WORK REQUEST.
Restate the entries below verbatim.

[Source records]
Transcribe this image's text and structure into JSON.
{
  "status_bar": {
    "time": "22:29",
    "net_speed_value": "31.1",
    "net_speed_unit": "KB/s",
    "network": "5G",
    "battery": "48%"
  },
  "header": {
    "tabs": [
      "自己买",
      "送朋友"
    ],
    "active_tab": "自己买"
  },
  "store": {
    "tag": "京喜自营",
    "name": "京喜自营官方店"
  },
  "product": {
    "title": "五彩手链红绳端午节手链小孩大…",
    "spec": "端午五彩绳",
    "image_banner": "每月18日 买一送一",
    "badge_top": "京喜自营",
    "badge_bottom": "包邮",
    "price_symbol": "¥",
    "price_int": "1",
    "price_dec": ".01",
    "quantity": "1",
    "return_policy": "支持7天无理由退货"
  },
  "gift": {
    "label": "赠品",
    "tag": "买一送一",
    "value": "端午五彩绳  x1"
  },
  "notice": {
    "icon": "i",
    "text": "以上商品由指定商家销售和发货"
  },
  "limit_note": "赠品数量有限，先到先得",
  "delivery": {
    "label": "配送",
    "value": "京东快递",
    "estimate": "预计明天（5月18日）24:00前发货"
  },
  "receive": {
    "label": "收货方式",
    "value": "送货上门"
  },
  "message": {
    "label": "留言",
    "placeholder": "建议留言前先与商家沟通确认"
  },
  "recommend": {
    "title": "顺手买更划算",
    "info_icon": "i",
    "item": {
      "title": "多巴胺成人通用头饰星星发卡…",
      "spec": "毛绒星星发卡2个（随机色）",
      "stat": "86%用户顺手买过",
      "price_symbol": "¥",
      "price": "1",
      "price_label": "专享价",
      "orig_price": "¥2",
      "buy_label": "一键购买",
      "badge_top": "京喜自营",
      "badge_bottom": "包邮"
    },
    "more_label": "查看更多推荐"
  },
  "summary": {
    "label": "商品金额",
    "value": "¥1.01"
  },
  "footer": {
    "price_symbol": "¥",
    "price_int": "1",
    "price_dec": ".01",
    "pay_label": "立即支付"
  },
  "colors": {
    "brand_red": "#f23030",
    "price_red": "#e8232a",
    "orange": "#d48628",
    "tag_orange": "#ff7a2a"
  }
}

OUTPUT OF THE EXERCISE.
Transcribe this image's text and structure into JSON.
{
  "status_bar": {
    "time": "22:29",
    "net_speed_value": "31.1",
    "net_speed_unit": "KB/s",
    "network": "5G",
    "battery": "48%"
  },
  "header": {
    "tabs": [
      "自己买",
      "送朋友"
    ],
    "active_tab": "自己买"
  },
  "store": {
    "tag": "京喜自营",
    "name": "京喜自营官方店"
  },
  "product": {
    "title": "五彩手链红绳端午节手链小孩大…",
    "spec": "端午五彩绳",
    "image_banner": "每月18日 买一送一",
    "badge_top": "京喜自营",
    "badge_bottom": "包邮",
    "price_symbol": "¥",
    "price_int": "1",
    "price_dec": ".01",
    "quantity": "1",
    "return_policy": "支持7天无理由退货"
  },
  "gift": {
    "label": "赠品",
    "tag": "买一送一",
    "value": "端午五彩绳  x1"
  },
  "notice": {
    "icon": "i",
    "text": "以上商品由指定商家销售和发货"
  },
  "limit_note": "赠品数量有限，先到先得",
  "delivery": {
    "label": "配送",
    "value": "京东快递",
    "estimate": "预计明天（5月18日）24:00前发货"
  },
  "receive": {
    "label": "收货方式",
    "value": "送货上门"
  },
  "message": {
    "label": "留言",
    "placeholder": "建议留言前先与商家沟通确认"
  },
  "recommend": {
    "title": "顺手买更划算",
    "info_icon": "i",
    "item": {
      "title": "多巴胺成人通用头饰星星发卡…",
      "spec": "毛绒星星发卡2个（随机色）",
      "stat": "86%用户顺手买过",
      "price_symbol": "¥",
      "price": "1",
      "price_label": "专享价",
      "orig_price": "¥2",
      "buy_label": "一键购买",
      "badge_top": "京喜自营",
      "badge_bottom": "包邮"
    },
    "more_label": "查看更多推荐"
  },
  "summary": {
    "label": "商品金额",
    "value": "¥1.01"
  },
  "footer": {
    "price_symbol": "¥",
    "price_int": "1",
    "price_dec": ".01",
    "pay_label": "立即支付"
  },
  "colors": {
    "brand_red": "#f23030",
    "price_red": "#e8232a",
    "orange": "#d48628",
    "tag_orange": "#ff7a2a"
  }
}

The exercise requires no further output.